OUR seaside piers are crumbling so thank goodness someone is around to preserve the end-of-the-pier show — even if it is on an island in the middle of the River Thames.
Last Confessions Of A Scallywag at the Mill at Sonning is just that: a rollicking, pacy, fun-loving farce set in Northern Ireland in some unspecified decade but feeling like the Fifties.
It had everything a farce needs: a bewildered priest — usually it’s a trouserless vicar but this is a Catholic rural community so his dignity and innocence are preserved — a man dressing as a woman, the same man reduced to his underwear and bucketfuls of misunderstanding and deception.
The energetic cast give it absolutely everything as the lies pile up and the desperate attempts to get out of it keep failing.
The brief plot — not that plots ever matter — sees Douglas McFerran’s Patrick Lynch apparently on his deathbed and Kieran Flynn’s Father Ryan trying to save his eternal soul with a confession. The timing in this set-up scene is perfect allowing all manner of misdemeanours to emerge such as fathering seven of his neighbour’s children, badmouthing, and mistreatment of his wife.
But then he gets better and a plot is hatched to appear to die anyway for the insurance money. The pace never flags and there are some very funny and subtle jokes hidden in what is the broadest of comedies — one crack about rigor mortis was particularly well done.
And the playwright, Dwina Murphy-Gibb lets her pen travel over some acute observations of Catholicism in a ghost scene which might have seen her excommunicated in an earlier age. All of this is accompanied by a soundtrack featuring Ronnie Drew from the Dubliners and a host of great Irish folk tunes. Last Confessions Of A Scallywag is at the Mill at Sonning until September 27 with a 10-day break from August 25.

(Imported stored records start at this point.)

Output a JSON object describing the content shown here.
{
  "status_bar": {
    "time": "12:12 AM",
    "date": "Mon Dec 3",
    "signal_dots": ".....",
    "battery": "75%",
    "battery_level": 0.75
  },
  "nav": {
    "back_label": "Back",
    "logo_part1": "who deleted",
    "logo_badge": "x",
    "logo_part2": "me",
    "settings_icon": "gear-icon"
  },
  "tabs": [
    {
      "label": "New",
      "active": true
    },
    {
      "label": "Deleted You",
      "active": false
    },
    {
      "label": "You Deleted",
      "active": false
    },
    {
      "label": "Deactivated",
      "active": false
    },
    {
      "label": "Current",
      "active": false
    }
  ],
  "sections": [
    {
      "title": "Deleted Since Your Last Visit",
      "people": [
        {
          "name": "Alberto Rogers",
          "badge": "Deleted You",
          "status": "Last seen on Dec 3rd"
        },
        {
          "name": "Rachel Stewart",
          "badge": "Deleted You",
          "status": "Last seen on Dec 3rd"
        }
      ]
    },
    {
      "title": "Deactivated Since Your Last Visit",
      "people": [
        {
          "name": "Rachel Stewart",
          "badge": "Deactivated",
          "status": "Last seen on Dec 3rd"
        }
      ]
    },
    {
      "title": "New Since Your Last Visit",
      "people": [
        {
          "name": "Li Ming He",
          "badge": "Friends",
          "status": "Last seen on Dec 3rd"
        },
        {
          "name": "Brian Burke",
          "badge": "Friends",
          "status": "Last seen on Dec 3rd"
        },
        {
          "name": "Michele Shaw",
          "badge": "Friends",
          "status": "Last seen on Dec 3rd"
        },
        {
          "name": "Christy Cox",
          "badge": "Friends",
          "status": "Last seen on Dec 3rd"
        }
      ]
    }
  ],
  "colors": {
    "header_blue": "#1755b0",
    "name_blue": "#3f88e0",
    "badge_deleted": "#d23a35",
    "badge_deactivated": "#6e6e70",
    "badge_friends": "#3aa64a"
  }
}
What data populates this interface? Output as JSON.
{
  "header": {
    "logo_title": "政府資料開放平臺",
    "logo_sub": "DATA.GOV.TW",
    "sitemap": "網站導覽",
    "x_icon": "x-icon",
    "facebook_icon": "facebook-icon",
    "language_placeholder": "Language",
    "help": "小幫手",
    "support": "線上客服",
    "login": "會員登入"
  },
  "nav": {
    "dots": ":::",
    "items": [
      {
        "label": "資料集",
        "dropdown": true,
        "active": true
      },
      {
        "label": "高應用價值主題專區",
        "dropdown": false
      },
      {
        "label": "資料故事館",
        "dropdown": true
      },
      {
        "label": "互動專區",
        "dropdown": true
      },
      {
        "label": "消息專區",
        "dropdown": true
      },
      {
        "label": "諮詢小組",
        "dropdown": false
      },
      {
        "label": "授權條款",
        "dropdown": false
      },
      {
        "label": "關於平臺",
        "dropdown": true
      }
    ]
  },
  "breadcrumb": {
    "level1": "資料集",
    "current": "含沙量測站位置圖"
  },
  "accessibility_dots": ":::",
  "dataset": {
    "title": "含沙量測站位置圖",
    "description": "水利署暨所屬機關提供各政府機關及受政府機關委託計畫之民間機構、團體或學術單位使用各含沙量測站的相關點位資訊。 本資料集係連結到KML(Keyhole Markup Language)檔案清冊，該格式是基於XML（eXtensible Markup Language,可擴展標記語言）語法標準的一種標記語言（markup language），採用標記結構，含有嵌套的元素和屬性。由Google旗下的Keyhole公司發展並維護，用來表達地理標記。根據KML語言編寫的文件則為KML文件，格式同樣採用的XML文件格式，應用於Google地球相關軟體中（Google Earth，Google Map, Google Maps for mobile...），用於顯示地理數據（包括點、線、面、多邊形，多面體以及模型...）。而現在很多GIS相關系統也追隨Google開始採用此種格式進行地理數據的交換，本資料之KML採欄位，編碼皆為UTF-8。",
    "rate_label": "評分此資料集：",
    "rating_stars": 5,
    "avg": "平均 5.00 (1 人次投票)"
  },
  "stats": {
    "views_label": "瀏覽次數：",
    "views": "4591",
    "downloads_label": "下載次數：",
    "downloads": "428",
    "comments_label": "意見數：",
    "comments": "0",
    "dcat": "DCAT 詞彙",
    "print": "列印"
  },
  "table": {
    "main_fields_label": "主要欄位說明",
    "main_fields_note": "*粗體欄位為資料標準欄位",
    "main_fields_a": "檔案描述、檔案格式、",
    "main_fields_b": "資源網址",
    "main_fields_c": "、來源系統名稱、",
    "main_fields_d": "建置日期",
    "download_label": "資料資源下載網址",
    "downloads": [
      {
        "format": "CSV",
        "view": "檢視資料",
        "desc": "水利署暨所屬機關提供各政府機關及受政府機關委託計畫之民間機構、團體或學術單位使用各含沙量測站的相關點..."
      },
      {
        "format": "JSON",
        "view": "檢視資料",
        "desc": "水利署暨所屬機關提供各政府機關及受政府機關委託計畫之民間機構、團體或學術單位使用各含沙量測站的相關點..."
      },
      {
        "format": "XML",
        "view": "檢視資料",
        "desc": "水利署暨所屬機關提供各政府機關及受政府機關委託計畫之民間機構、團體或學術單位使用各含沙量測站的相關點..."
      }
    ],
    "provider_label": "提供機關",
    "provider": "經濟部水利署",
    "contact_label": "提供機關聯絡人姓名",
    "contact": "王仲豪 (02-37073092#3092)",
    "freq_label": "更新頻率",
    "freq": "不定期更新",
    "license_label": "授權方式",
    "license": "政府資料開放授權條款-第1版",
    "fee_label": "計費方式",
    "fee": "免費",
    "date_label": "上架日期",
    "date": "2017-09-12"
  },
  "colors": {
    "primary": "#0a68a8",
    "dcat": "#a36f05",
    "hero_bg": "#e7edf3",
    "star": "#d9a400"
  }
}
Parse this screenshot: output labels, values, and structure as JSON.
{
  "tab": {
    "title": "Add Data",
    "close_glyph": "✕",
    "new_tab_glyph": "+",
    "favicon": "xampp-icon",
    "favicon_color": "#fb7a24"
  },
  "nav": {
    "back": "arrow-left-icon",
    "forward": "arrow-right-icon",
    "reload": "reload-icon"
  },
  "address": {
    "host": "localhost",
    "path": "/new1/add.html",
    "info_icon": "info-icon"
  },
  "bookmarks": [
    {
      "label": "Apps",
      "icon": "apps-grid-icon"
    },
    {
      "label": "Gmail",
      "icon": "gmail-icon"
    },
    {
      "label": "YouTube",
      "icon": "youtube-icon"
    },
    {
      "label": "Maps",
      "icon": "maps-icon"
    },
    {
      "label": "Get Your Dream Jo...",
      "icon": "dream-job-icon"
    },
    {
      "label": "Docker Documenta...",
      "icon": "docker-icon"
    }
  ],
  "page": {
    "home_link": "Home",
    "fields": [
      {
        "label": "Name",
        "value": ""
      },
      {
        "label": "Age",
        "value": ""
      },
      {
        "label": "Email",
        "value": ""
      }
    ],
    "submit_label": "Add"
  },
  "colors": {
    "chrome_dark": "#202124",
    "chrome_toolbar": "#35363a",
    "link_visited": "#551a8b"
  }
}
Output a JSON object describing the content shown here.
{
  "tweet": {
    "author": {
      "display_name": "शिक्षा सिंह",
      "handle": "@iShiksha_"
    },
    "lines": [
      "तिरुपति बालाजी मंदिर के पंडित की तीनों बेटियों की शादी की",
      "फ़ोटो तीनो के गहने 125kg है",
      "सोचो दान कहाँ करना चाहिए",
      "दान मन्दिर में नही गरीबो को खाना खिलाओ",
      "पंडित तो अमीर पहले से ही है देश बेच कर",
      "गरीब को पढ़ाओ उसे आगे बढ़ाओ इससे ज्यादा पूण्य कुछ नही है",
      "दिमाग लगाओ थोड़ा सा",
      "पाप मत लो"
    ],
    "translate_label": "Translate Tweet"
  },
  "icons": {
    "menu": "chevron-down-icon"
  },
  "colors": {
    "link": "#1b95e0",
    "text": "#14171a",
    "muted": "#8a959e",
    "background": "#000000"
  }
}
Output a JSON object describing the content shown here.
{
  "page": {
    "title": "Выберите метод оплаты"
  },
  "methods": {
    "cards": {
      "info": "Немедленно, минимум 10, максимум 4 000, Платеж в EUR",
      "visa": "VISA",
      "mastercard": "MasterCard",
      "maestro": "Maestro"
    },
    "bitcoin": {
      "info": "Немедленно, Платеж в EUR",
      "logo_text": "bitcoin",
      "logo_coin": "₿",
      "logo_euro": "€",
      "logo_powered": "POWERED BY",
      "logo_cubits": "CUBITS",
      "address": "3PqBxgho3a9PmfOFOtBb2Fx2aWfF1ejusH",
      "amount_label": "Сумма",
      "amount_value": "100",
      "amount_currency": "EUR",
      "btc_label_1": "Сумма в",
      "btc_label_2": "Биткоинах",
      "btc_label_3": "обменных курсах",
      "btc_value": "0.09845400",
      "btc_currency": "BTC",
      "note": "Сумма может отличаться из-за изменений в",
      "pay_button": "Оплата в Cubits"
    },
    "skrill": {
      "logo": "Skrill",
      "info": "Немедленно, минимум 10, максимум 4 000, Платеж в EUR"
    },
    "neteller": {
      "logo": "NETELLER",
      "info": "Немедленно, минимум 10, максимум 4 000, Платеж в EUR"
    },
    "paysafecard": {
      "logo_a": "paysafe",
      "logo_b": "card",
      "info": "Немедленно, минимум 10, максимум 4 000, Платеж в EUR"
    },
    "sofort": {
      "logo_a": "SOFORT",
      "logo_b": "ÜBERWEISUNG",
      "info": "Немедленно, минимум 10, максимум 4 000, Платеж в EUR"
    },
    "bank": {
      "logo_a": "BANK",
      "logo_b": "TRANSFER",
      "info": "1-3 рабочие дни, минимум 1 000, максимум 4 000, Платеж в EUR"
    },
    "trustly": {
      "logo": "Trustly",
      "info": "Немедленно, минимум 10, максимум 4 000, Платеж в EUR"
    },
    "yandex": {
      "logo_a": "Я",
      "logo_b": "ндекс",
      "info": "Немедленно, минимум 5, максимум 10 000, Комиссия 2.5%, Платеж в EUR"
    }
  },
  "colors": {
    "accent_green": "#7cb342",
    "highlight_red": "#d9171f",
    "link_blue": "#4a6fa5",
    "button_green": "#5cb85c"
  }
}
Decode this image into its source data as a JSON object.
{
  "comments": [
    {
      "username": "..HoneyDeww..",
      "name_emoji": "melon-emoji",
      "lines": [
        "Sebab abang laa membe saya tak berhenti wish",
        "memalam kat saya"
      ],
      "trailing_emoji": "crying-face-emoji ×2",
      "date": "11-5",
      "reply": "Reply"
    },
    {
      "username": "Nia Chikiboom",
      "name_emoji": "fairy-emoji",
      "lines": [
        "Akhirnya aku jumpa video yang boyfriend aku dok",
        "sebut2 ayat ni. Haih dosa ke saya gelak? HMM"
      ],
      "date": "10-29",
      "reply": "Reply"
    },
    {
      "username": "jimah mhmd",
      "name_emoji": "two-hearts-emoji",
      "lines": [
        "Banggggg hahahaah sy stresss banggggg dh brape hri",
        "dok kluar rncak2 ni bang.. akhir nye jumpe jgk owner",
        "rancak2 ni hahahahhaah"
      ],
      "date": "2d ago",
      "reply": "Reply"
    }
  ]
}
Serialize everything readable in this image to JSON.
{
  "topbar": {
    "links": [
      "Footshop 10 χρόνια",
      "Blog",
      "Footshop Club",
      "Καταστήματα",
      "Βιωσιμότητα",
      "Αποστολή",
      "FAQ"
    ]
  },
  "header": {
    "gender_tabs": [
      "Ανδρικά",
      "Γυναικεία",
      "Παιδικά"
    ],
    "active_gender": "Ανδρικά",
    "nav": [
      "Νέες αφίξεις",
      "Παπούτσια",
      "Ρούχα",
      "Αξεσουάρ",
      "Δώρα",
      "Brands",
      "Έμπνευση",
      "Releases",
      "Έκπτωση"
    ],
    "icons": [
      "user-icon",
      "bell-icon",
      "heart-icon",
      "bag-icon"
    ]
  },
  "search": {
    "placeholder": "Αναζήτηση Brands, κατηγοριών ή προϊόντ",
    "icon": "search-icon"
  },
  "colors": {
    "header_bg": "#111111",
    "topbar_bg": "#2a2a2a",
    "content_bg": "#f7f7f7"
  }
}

Last Confessions Of A Scallywag
The Mill at Sonning
Until September 27